In a panel discussion at the conference, graduates of Vassar’s Exploring Transfer program said it had transformed their lives. “Exploring Transfer helped me grow, both emotionally and academically,” Marie Dere, who transferred from LaGuardia Community College and graduated from Columbia University with a degree in sociology, told those at the conference. “Do not underestimate the change you can make in a person’s life with a program like this.”
Medeli Tavarez, who earned a bachelor’s degree from the City College of New York, said she often uses the skills she acquired during her Exploring Transfer experience when she counsels clients as a Career Development Specialist at the Women’s Housing and Economic Development Corporation in the Bronx. “I’m able to help my clients, especially first-generation Americans, think creatively—outside the box—in ways that Exploring Transfer taught me,” Taverez said.
Dean Maragh Taylor said she believed that programs like Exploring Transfer have become even more critical to colleges wishing to retain and enhance the diversity of their student bodies in the wake of the Supreme Court decision barring colleges from considering race as a criterion for admission. “Exploring Transfer students are typically first-generation college students from low-income backgrounds, and they are primarily students of color,” she said. “Exploring Transfer can be an impactful way to help marginalized students accomplish their goals.”
Students enrolled in this summer’s Exploring Transfer program confirmed Maragh Taylor’s observations.
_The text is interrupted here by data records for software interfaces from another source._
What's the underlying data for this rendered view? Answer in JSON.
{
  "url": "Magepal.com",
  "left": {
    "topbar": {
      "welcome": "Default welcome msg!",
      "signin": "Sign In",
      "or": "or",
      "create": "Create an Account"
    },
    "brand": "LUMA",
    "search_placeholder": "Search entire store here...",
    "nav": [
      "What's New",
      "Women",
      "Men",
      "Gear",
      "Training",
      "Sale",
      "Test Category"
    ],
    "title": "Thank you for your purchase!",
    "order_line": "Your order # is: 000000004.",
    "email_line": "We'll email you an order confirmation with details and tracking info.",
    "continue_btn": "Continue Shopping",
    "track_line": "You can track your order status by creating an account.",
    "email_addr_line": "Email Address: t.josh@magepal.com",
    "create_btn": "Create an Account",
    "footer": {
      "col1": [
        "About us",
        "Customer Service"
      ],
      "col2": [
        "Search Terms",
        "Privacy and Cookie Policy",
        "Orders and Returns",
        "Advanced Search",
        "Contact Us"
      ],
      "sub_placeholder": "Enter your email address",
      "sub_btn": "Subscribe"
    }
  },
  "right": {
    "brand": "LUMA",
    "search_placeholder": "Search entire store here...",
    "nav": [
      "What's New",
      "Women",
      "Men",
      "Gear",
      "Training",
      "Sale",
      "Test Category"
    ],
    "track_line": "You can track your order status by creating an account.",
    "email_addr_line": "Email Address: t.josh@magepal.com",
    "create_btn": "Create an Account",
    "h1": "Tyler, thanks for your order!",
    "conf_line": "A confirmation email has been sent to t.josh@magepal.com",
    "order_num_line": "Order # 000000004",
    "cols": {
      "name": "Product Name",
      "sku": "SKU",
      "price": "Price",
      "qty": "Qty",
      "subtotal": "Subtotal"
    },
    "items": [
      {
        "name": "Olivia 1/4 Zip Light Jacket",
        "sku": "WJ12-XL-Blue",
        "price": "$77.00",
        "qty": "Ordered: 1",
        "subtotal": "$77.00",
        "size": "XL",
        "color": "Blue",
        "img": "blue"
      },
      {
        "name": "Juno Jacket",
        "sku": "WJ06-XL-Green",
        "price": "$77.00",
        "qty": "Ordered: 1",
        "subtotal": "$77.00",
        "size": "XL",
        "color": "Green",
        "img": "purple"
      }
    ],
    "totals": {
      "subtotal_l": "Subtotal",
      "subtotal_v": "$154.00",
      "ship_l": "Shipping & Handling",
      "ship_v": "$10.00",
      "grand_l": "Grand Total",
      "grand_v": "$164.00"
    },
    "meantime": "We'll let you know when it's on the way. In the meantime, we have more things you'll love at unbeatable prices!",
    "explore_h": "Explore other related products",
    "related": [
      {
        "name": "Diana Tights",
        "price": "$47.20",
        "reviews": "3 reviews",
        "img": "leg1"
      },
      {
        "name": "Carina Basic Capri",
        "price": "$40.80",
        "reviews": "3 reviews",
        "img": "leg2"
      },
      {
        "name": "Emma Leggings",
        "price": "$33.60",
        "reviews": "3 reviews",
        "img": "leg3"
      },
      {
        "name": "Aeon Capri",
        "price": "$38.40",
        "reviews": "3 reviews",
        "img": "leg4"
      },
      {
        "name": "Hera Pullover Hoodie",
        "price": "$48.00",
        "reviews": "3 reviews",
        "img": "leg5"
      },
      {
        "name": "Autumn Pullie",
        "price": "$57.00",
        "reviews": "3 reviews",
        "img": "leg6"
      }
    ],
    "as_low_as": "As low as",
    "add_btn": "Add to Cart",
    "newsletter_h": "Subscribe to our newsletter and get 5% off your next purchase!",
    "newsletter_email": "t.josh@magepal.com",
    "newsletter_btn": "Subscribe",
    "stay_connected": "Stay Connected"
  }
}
Katherine Bueno, a student at Westchester (NY) Community College, said her time on the Vassar campus was her first away from home. “It really made me understand the four-year college experience, sharing space with other students in the dorm and taking demanding courses together,” Bueno said. “By the end of the five weeks, we were all like family.”
Gabriella Paltoo-Sierra, who took a course with Bueno during this summer’s Exploring Transfer session, said the experience was certain to help her acclimate when she enrolled in Williams College in the fall. “I felt I really needed something like Exploring Transfer to prepare me for my next academic experience,” Paltoo-Sierra said. “I learned a lot about time management in a challenging academic setting.”
Vassar Associate Professor of Chemistry Alison Keimowitz, who co-taught one of the classes taken by Bueno and Paltoo-Sierra, took part in Exploring Transfer for the first time this summer. She said she was impressed by the students’ attentiveness and fully supported the program’s goals. “I want to do anything I can to promote a more inclusive student body at Vassar and other liberal arts colleges,” Keimowitz said. “It’s something Vassar strives to do, but we are still skewed toward the more traditional liberal arts college student.”
Another Exploring Transfer faculty member, Orange County (NY) Community College English Professor Marybeth McDonough, said she was “sold” on the program soon after she began co-teaching a course this summer with Vassar Associate Professor of Psychological Science Mark Cleaveland. “We had some amazing students,” McDonough said. “Some have a clear career path in mind, while others are just learning about the value of a four-year college degree.
“I wish more people knew about Exploring Transfer,” she said. “Many more students could benefit; colleges could use it to help them change the world.”